(Update: Second replacement batch of butter crunch also curdled, and would not be reconstituted by any amount of whisking, but at least I didn't burn it and I was able to salvage it by pouring off the excess butter, then covering its textural deficiencies with chopped nuts & pushing it into the pan by hand. I give up, I swear. Sigh.)

Posted by foodnerd at 05:52 PM | Comments (0)

December 11, 2004

hot breads

mmmmmm, we found a good one. In Woburn there's a new store called Hot Breads that sells Indian pastries and sandwiches, along with some standard breads and cakes. What could be better on a cold drizzly Saturday than a buttery croissant filled with keema (spiced minced meat) or an open-face "danish" filled with chicken tikka? The answer is either vada pav or dabeli. Vada pav is a spicy savory mashed potato patty, fried & served on a small soft bun spread with spicy mint chutney & run under a sandwich press to toast, with raw onions & a wedge of lime on the side, both of which are worthy additions. Dabeli is a mixture of chickpeas, tomatoes, potato, spices and wee crunchy noodles, served in the same fashion. Holy mackerel, these sammies are good! Yum! For dessert, there are regular sweet cakes & cookies, but also slightly salty masala cookies and cumin seed cookies (my favorite). And everything is very reasonably priced ($1.75 for the croissants, $3 for a single order of two vada pav). Too bad my office isn't in Woburn anymore. Sigh.

Posted by foodnerd at 09:37 PM | Comments (3)

December 07, 2004

damn, why didn't I think of that?

As soon as this is typed, I am getting up from the chair to make one of these.


Italian (-American) Soda
  • sugar, 1-2 T
  • flavor, e.g., vanilla extract, 1 t
  • water, flat, ca. 1 oz
  • water, fizzy, ca. 11 oz

Add sugar to your favorite glass. Add about an ounce of tap water and swirl to dissolve the sugar. Add the flavor extract to the sugar solution. Then, fill with cold fizzy water. I like mine without ice.

I usually don't care about health or diet, but this drink is quite a bit lighter than a typical soft drink. For instance, when Coke finally oozes out of the can, it has a sugar content around 10% by weight. This version is about 3%.

Posted by foodnerd at 12:26 PM | Comments (5)

December 05, 2004

aha! london indian treasure, retrieved

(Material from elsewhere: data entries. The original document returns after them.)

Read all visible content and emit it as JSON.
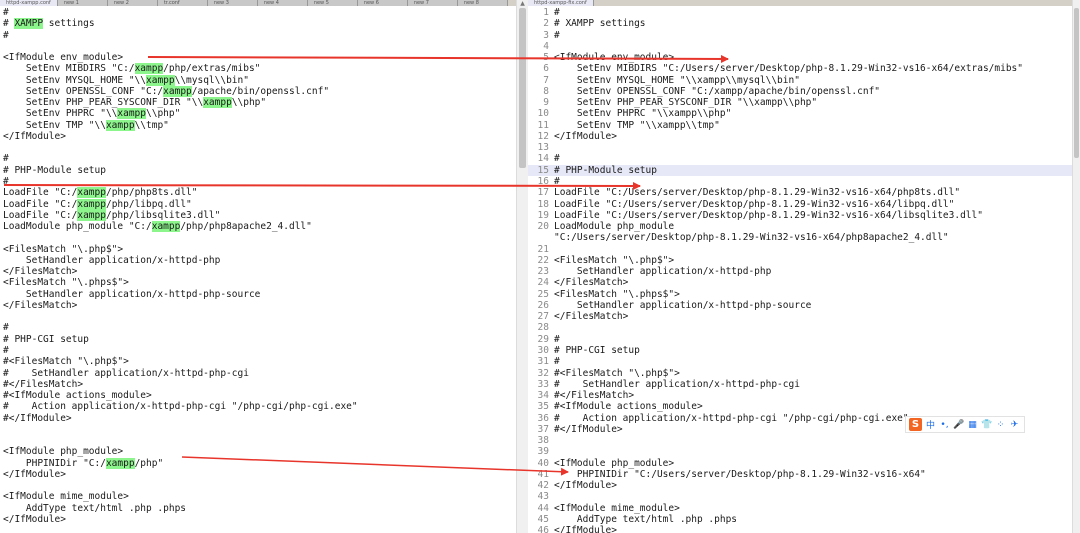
{
  "left_tabs": [
    "httpd-xampp.conf",
    "new 1",
    "new 2",
    "tr.conf",
    "new 3",
    "new 4",
    "new 5",
    "new 6",
    "new 7",
    "new 8"
  ],
  "right_tabs": [
    "httpd-xampp-fix.conf"
  ],
  "left_lines": [
    [
      {
        "t": "#"
      }
    ],
    [
      {
        "t": "# "
      },
      {
        "t": "XAMPP",
        "m": true
      },
      {
        "t": " settings"
      }
    ],
    [
      {
        "t": "#"
      }
    ],
    [
      {
        "t": ""
      }
    ],
    [
      {
        "t": "<IfModule env_module>"
      }
    ],
    [
      {
        "t": "    SetEnv MIBDIRS \"C:/"
      },
      {
        "t": "xampp",
        "m": true
      },
      {
        "t": "/php/extras/mibs\""
      }
    ],
    [
      {
        "t": "    SetEnv MYSQL_HOME \"\\\\"
      },
      {
        "t": "xampp",
        "m": true
      },
      {
        "t": "\\\\mysql\\\\bin\""
      }
    ],
    [
      {
        "t": "    SetEnv OPENSSL_CONF \"C:/"
      },
      {
        "t": "xampp",
        "m": true
      },
      {
        "t": "/apache/bin/openssl.cnf\""
      }
    ],
    [
      {
        "t": "    SetEnv PHP_PEAR_SYSCONF_DIR \"\\\\"
      },
      {
        "t": "xampp",
        "m": true
      },
      {
        "t": "\\\\php\""
      }
    ],
    [
      {
        "t": "    SetEnv PHPRC \"\\\\"
      },
      {
        "t": "xampp",
        "m": true
      },
      {
        "t": "\\\\php\""
      }
    ],
    [
      {
        "t": "    SetEnv TMP \"\\\\"
      },
      {
        "t": "xampp",
        "m": true
      },
      {
        "t": "\\\\tmp\""
      }
    ],
    [
      {
        "t": "</IfModule>"
      }
    ],
    [
      {
        "t": ""
      }
    ],
    [
      {
        "t": "#"
      }
    ],
    [
      {
        "t": "# PHP-Module setup"
      }
    ],
    [
      {
        "t": "#"
      }
    ],
    [
      {
        "t": "LoadFile \"C:/"
      },
      {
        "t": "xampp",
        "m": true
      },
      {
        "t": "/php/php8ts.dll\""
      }
    ],
    [
      {
        "t": "LoadFile \"C:/"
      },
      {
        "t": "xampp",
        "m": true
      },
      {
        "t": "/php/libpq.dll\""
      }
    ],
    [
      {
        "t": "LoadFile \"C:/"
      },
      {
        "t": "xampp",
        "m": true
      },
      {
        "t": "/php/libsqlite3.dll\""
      }
    ],
    [
      {
        "t": "LoadModule php_module \"C:/"
      },
      {
        "t": "xampp",
        "m": true
      },
      {
        "t": "/php/php8apache2_4.dll\""
      }
    ],
    [
      {
        "t": ""
      }
    ],
    [
      {
        "t": "<FilesMatch \"\\.php$\">"
      }
    ],
    [
      {
        "t": "    SetHandler application/x-httpd-php"
      }
    ],
    [
      {
        "t": "</FilesMatch>"
      }
    ],
    [
      {
        "t": "<FilesMatch \"\\.phps$\">"
      }
    ],
    [
      {
        "t": "    SetHandler application/x-httpd-php-source"
      }
    ],
    [
      {
        "t": "</FilesMatch>"
      }
    ],
    [
      {
        "t": ""
      }
    ],
    [
      {
        "t": "#"
      }
    ],
    [
      {
        "t": "# PHP-CGI setup"
      }
    ],
    [
      {
        "t": "#"
      }
    ],
    [
      {
        "t": "#<FilesMatch \"\\.php$\">"
      }
    ],
    [
      {
        "t": "#    SetHandler application/x-httpd-php-cgi"
      }
    ],
    [
      {
        "t": "#</FilesMatch>"
      }
    ],
    [
      {
        "t": "#<IfModule actions_module>"
      }
    ],
    [
      {
        "t": "#    Action application/x-httpd-php-cgi \"/php-cgi/php-cgi.exe\""
      }
    ],
    [
      {
        "t": "#</IfModule>"
      }
    ],
    [
      {
        "t": ""
      }
    ],
    [
      {
        "t": ""
      }
    ],
    [
      {
        "t": "<IfModule php_module>"
      }
    ],
    [
      {
        "t": "    PHPINIDir \"C:/"
      },
      {
        "t": "xampp",
        "m": true
      },
      {
        "t": "/php\""
      }
    ],
    [
      {
        "t": "</IfModule>"
      }
    ],
    [
      {
        "t": ""
      }
    ],
    [
      {
        "t": "<IfModule mime_module>"
      }
    ],
    [
      {
        "t": "    AddType text/html .php .phps"
      }
    ],
    [
      {
        "t": "</IfModule>"
      }
    ]
  ],
  "right_lines": [
    {
      "n": "1",
      "t": "#"
    },
    {
      "n": "2",
      "t": "# XAMPP settings"
    },
    {
      "n": "3",
      "t": "#"
    },
    {
      "n": "4",
      "t": ""
    },
    {
      "n": "5",
      "t": "<IfModule env_module>"
    },
    {
      "n": "6",
      "t": "    SetEnv MIBDIRS \"C:/Users/server/Desktop/php-8.1.29-Win32-vs16-x64/extras/mibs\""
    },
    {
      "n": "7",
      "t": "    SetEnv MYSQL_HOME \"\\\\xampp\\\\mysql\\\\bin\""
    },
    {
      "n": "8",
      "t": "    SetEnv OPENSSL_CONF \"C:/xampp/apache/bin/openssl.cnf\""
    },
    {
      "n": "9",
      "t": "    SetEnv PHP_PEAR_SYSCONF_DIR \"\\\\xampp\\\\php\""
    },
    {
      "n": "10",
      "t": "    SetEnv PHPRC \"\\\\xampp\\\\php\""
    },
    {
      "n": "11",
      "t": "    SetEnv TMP \"\\\\xampp\\\\tmp\""
    },
    {
      "n": "12",
      "t": "</IfModule>"
    },
    {
      "n": "13",
      "t": ""
    },
    {
      "n": "14",
      "t": "#"
    },
    {
      "n": "15",
      "t": "# PHP-Module setup",
      "hl": true
    },
    {
      "n": "16",
      "t": "#"
    },
    {
      "n": "17",
      "t": "LoadFile \"C:/Users/server/Desktop/php-8.1.29-Win32-vs16-x64/php8ts.dll\""
    },
    {
      "n": "18",
      "t": "LoadFile \"C:/Users/server/Desktop/php-8.1.29-Win32-vs16-x64/libpq.dll\""
    },
    {
      "n": "19",
      "t": "LoadFile \"C:/Users/server/Desktop/php-8.1.29-Win32-vs16-x64/libsqlite3.dll\""
    },
    {
      "n": "20",
      "t": "LoadModule php_module"
    },
    {
      "n": "",
      "t": "\"C:/Users/server/Desktop/php-8.1.29-Win32-vs16-x64/php8apache2_4.dll\""
    },
    {
      "n": "21",
      "t": ""
    },
    {
      "n": "22",
      "t": "<FilesMatch \"\\.php$\">"
    },
    {
      "n": "23",
      "t": "    SetHandler application/x-httpd-php"
    },
    {
      "n": "24",
      "t": "</FilesMatch>"
    },
    {
      "n": "25",
      "t": "<FilesMatch \"\\.phps$\">"
    },
    {
      "n": "26",
      "t": "    SetHandler application/x-httpd-php-source"
    },
    {
      "n": "27",
      "t": "</FilesMatch>"
    },
    {
      "n": "28",
      "t": ""
    },
    {
      "n": "29",
      "t": "#"
    },
    {
      "n": "30",
      "t": "# PHP-CGI setup"
    },
    {
      "n": "31",
      "t": "#"
    },
    {
      "n": "32",
      "t": "#<FilesMatch \"\\.php$\">"
    },
    {
      "n": "33",
      "t": "#    SetHandler application/x-httpd-php-cgi"
    },
    {
      "n": "34",
      "t": "#</FilesMatch>"
    },
    {
      "n": "35",
      "t": "#<IfModule actions_module>"
    },
    {
      "n": "36",
      "t": "#    Action application/x-httpd-php-cgi \"/php-cgi/php-cgi.exe\""
    },
    {
      "n": "37",
      "t": "#</IfModule>"
    },
    {
      "n": "38",
      "t": ""
    },
    {
      "n": "39",
      "t": ""
    },
    {
      "n": "40",
      "t": "<IfModule php_module>"
    },
    {
      "n": "41",
      "t": "    PHPINIDir \"C:/Users/server/Desktop/php-8.1.29-Win32-vs16-x64\""
    },
    {
      "n": "42",
      "t": "</IfModule>"
    },
    {
      "n": "43",
      "t": ""
    },
    {
      "n": "44",
      "t": "<IfModule mime_module>"
    },
    {
      "n": "45",
      "t": "    AddType text/html .php .phps"
    },
    {
      "n": "46",
      "t": "</IfModule>"
    }
  ],
  "ime_toolbar": {
    "logo": "S",
    "items": [
      "中",
      "•,",
      "🎤",
      "▦",
      "👕",
      "⁘",
      "✈"
    ]
  },
  "colors": {
    "search_highlight": "#8cf58c",
    "current_line": "#e6e8f8",
    "arrow": "#e8352b",
    "ime_brand": "#f26522"
  }
}
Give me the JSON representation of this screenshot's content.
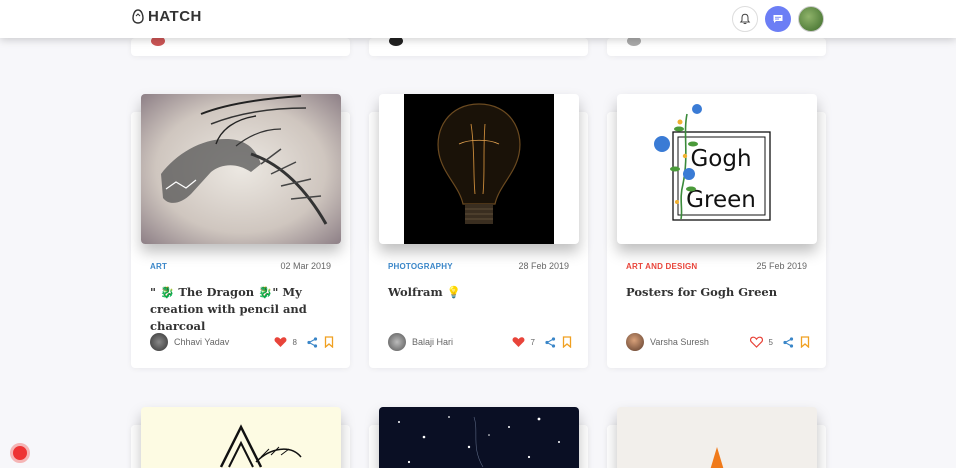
{
  "header": {
    "brand": "HATCH"
  },
  "cards": [
    {
      "category": "ART",
      "category_color": "#3a86c8",
      "date": "02 Mar 2019",
      "title": "\" 🐉 The Dragon 🐉\" My creation with pencil and charcoal",
      "author": "Chhavi Yadav",
      "likes": "8",
      "liked": true
    },
    {
      "category": "PHOTOGRAPHY",
      "category_color": "#3a86c8",
      "date": "28 Feb 2019",
      "title": "Wolfram 💡",
      "author": "Balaji Hari",
      "likes": "7",
      "liked": true
    },
    {
      "category": "ART AND DESIGN",
      "category_color": "#e8443a",
      "date": "25 Feb 2019",
      "title": "Posters for Gogh Green",
      "author": "Varsha Suresh",
      "likes": "5",
      "liked": false
    }
  ],
  "poster_text": [
    "Gogh",
    "Green"
  ],
  "colors": {
    "accent": "#6c7ef5",
    "like": "#e8443a",
    "share": "#3a86c8",
    "bookmark": "#f0a020"
  },
  "icons": [
    "bell-icon",
    "message-icon",
    "heart-icon",
    "share-icon",
    "bookmark-icon"
  ]
}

When in London last November, we ate in a really stupendous Indian restaurant in a northern suburb with a friend, but by the time we got home, we'd lost track of the name of both the restaurant and the suburb. Now maybe we're easily impressed Americans dulled by the sad state of Indian cookery on our shores, but I was licking plates. This place was so much better than the trendy Pakistani place recommended by droves of people on, which was downright disappointing. I could probably dig up the name of that place, but why would I ever bother, when I have found a little paper wrapper in amongst some really tragically overdue paperwork and now can tell you that we got the *real* eats at Raaz Brasserie in Muswell Hill? 176-178 Fortis Green Road, Muswell Hill, London N10 3DU. 020-8442-1320 or 020 8444 8322. Yay!

Posted by foodnerd at 11:42 PM | Comments (1)

December 02, 2004

greater than the sum of the parts

Fried egg, put between two slices pumpernickel with dijon mustard & 2 slices cheddar, and grilled in butter. Yum.

Posted by foodnerd at 10:49 AM | Comments (3)